### Data to examine ###
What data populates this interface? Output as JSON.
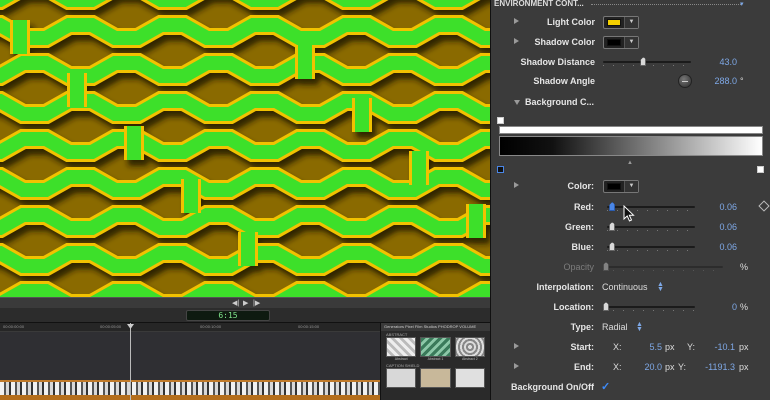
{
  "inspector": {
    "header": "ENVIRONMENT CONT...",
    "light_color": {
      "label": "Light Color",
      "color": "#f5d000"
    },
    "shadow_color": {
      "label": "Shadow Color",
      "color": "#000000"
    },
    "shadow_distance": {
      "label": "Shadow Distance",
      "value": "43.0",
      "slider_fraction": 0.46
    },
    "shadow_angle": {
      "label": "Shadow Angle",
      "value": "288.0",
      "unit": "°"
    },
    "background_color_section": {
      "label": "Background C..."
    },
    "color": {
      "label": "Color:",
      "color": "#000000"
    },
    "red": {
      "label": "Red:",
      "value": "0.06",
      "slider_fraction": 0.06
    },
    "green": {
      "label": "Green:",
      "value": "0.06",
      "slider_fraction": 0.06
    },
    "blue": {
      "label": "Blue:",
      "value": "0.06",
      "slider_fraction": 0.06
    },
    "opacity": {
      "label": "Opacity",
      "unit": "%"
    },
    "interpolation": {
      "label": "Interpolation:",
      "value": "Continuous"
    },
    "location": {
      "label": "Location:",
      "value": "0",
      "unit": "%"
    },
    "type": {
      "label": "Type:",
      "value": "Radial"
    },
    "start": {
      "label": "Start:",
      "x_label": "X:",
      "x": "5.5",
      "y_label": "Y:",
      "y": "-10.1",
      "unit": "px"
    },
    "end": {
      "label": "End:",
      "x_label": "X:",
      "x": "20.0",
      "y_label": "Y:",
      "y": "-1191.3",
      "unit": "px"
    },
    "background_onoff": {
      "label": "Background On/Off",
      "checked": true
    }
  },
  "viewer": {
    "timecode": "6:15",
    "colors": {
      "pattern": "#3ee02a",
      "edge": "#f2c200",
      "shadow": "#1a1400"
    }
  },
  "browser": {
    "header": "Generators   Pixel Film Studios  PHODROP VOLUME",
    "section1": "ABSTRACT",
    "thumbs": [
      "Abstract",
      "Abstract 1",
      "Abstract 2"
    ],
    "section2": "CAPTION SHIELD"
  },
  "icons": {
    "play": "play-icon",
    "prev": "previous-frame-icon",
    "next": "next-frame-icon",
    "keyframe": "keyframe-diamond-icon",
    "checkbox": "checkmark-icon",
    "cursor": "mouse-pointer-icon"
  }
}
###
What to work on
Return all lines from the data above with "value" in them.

Result of the task
      "value": "43.0",
      "value": "288.0",
      "value": "0.06",
      "value": "0.06",
      "value": "0.06",
      "value": "Continuous"
      "value": "0",
      "value": "Radial"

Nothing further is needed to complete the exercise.